If a release process has run ahead of schedule, with an early beta and early release candidate, release candidate testing should absorb any extra time, leaving the actual release on time, not early. This improves the stability of the release, and it also gives developers working on the Go release more time to think about and plan the next release before code changes start pouring in again.
If a release is behind schedule, it is acceptable (but certainly not ideal) to issue a release sooner than four weeks after the release candidate, but no sooner than two weeks after. Abbreviated release testing is a great way to deliver a buggy release.
Because Google runs the release candidate as the default version of Go, four weeks of release testing means that at the least Google has been using this version of Go for four weeks before it becomes an official release. While Google's successful use does not guarantee the absence of problems, our experience has been that it certainly helps improve the quality of the release. We strongly encourage other organizations to test release candidates as aggressively as they are able and to report problems that they find.
Once a release is issued, work on the next release, including code reviews and submission of new code, can begin, and the cycle repeats. Note that if a release is delayed, so is work on the next release.
A minor release is issued to address one or more critical problems for which there is no workaround (typically related to stability or security). The only code changes included in the release are the fixes for the specific critical problems. Important documentation-only changes and safe test updates (such as disabling tests), may also be included as well, but nothing more.
Minor releases to address non-security problems for Go 1.x stop once Go 1.x+2 is released.
Minor releases to address security problems for Go 1.x stop once Go 1.x+2 is released. For more about security updates, see the security policy.
See also the MinorReleases wiki page.

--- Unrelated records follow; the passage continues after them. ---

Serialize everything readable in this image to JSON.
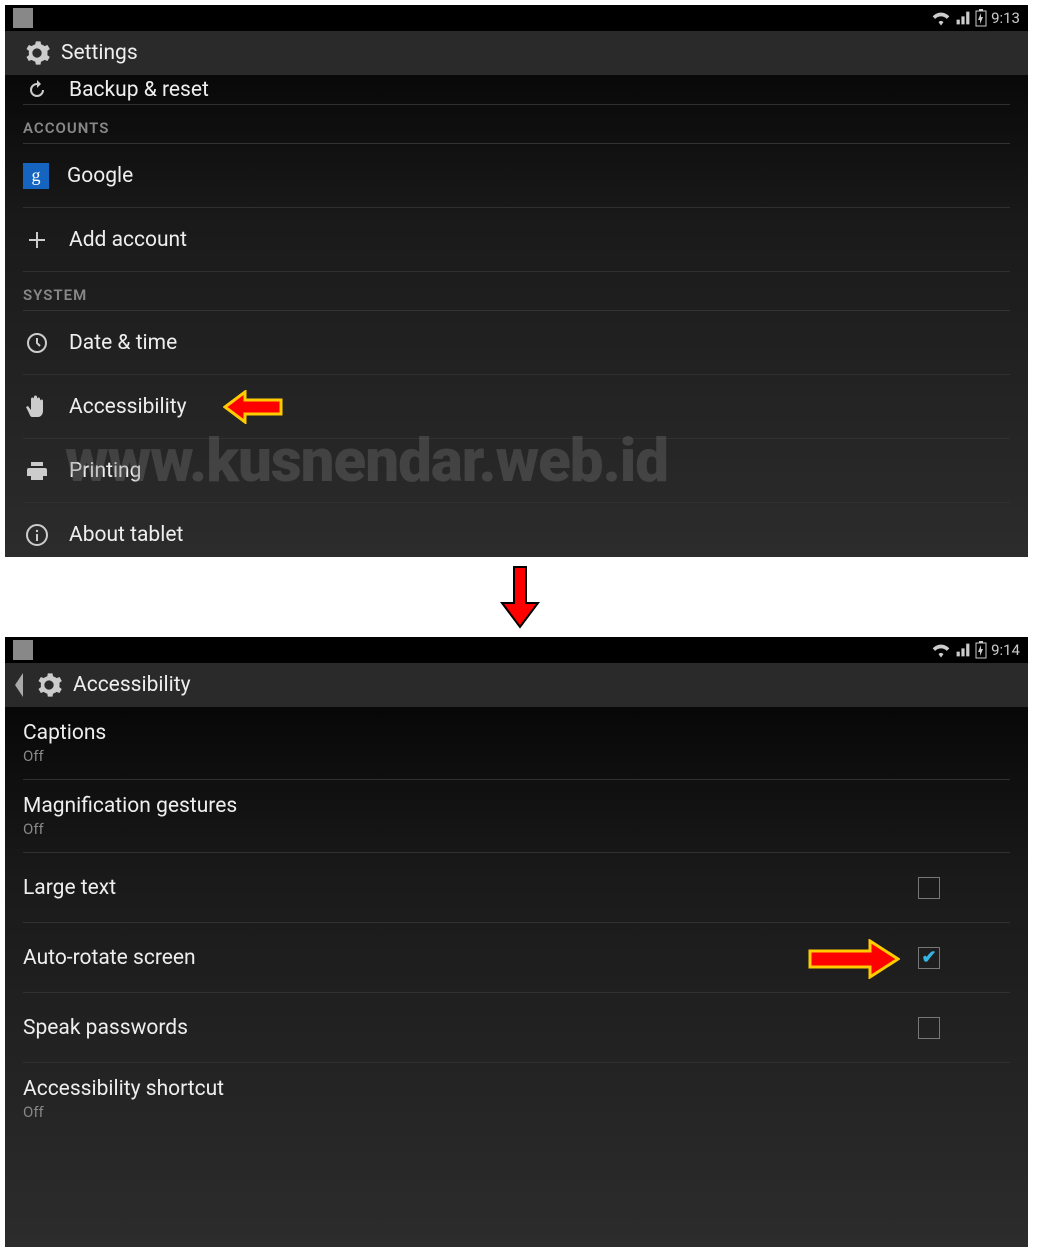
{
  "watermark": "www.kusnendar.web.id",
  "screen1": {
    "status_time": "9:13",
    "actionbar_title": "Settings",
    "truncated_top": "Backup & reset",
    "sections": {
      "accounts_header": "ACCOUNTS",
      "google": "Google",
      "add_account": "Add account",
      "system_header": "SYSTEM",
      "date_time": "Date & time",
      "accessibility": "Accessibility",
      "printing": "Printing",
      "about": "About tablet"
    }
  },
  "screen2": {
    "status_time": "9:14",
    "actionbar_title": "Accessibility",
    "prefs": {
      "captions": {
        "title": "Captions",
        "sub": "Off"
      },
      "magnification": {
        "title": "Magnification gestures",
        "sub": "Off"
      },
      "large_text": {
        "title": "Large text"
      },
      "auto_rotate": {
        "title": "Auto-rotate screen"
      },
      "speak_passwords": {
        "title": "Speak passwords"
      },
      "a11y_shortcut": {
        "title": "Accessibility shortcut",
        "sub": "Off"
      }
    }
  }
}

Any exceptions to the freeze must be communicated to and explicitly approved by the Go Release Team before the freeze. If you’d like to request an exception, please file an issue in the issue tracker with "[freeze exception]" as a suffix and include "CC golang/release" (example). We will address any requests on a case-by-case basis with a strong preference for not permitting changes after the freeze.
The Go release cycle was discussed and adopted after the fourteen month effort to release Go 1.1. Go 1.2, Go 1.3, and Go 1.4 followed a six-month cycle beginning and ending (alternately) on December 1 and June 1. After experience with calendar problems in that cycle, we extended Go 1.5's development phase by two months to shift the cycle to begin and end on February 1 and August 1, as described above.
The original proposal did not contain enough detail about the milestones during the freeze, and over the course of a few releases development work took over much of the freeze. Compared to the goal set above of issuing a beta one month into the release freeze, the first betas for Go 1.3, Go 1.4, Go 1.5, and Go 1.6 were three, four, five, and six weeks late, respectively. (Go 1.6 beta 1 was only two weeks late, but it was full of known bugs that we still intended to fix, primarily to get something out for testing before the winter holidays. Go 1.6's first real beta by the above definition was beta 2.)
When the beta is late, everything that follows the beta—shaking out the final bugs, thorough testing of the release candidates, and the shipping of the release—gets rushed, leading to more bugs in the final release and usually a delay in starting the next cycle.
The beta was ready later and later in those four cycles primarily because we both postponed too many bugs to the freeze and then allowed too many non-essential bug fixes during the freeze.
For Go 1.7 and later we will need to make sure that bugs are fixed before the freeze. That is, we need to follow the schedule above, not what we've done in the past.